Source records
══════════

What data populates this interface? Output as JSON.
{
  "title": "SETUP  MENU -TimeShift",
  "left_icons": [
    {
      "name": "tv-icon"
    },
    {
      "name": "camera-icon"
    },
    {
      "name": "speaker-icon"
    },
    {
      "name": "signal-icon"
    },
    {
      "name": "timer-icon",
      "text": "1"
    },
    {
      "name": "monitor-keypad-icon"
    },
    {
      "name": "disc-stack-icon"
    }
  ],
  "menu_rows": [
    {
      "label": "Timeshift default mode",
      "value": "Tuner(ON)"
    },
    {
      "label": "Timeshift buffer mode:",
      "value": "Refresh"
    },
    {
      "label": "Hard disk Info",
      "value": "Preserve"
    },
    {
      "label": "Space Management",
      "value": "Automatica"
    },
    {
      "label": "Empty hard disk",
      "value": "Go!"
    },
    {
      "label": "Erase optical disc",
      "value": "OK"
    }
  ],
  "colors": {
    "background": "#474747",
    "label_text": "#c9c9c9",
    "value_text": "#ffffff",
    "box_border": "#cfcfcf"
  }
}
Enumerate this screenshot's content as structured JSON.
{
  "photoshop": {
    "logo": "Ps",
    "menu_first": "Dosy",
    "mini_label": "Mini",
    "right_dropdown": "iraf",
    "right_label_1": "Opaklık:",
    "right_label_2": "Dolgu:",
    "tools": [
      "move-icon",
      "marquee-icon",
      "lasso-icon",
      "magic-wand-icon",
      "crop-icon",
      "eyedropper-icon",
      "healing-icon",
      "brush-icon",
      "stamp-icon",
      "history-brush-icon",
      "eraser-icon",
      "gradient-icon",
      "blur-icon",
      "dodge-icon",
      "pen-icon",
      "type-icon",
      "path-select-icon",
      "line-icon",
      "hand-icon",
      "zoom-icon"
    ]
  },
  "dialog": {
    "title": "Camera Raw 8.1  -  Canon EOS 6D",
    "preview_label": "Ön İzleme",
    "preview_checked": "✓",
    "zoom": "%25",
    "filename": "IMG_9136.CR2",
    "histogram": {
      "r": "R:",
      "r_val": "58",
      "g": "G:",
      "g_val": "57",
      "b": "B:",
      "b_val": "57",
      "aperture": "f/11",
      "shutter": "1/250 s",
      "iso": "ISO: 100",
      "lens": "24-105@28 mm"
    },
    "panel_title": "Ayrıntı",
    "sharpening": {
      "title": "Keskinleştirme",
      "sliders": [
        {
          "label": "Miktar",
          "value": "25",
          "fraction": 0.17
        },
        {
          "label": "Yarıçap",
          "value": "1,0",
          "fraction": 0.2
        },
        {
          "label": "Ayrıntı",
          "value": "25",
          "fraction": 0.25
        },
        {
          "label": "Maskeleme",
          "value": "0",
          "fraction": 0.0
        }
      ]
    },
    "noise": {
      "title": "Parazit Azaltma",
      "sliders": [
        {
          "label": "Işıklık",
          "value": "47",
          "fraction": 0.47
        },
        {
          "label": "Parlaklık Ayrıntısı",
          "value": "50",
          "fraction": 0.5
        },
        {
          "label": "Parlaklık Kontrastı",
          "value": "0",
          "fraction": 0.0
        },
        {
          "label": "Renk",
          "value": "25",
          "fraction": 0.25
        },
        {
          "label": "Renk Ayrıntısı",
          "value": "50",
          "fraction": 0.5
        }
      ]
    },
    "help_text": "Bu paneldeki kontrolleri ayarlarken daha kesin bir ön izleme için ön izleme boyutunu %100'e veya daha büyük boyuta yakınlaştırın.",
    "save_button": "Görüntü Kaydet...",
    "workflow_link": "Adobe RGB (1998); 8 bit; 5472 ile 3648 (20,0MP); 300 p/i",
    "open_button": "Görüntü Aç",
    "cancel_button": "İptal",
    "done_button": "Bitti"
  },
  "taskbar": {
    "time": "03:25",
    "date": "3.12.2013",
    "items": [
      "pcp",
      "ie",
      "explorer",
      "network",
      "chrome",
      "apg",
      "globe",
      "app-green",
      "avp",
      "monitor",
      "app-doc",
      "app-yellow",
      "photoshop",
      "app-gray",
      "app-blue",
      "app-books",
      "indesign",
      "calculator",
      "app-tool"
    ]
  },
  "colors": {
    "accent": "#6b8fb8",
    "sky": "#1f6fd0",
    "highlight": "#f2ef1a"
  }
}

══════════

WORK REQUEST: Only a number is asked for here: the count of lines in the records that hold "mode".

EXERCISE SOLUTION: 2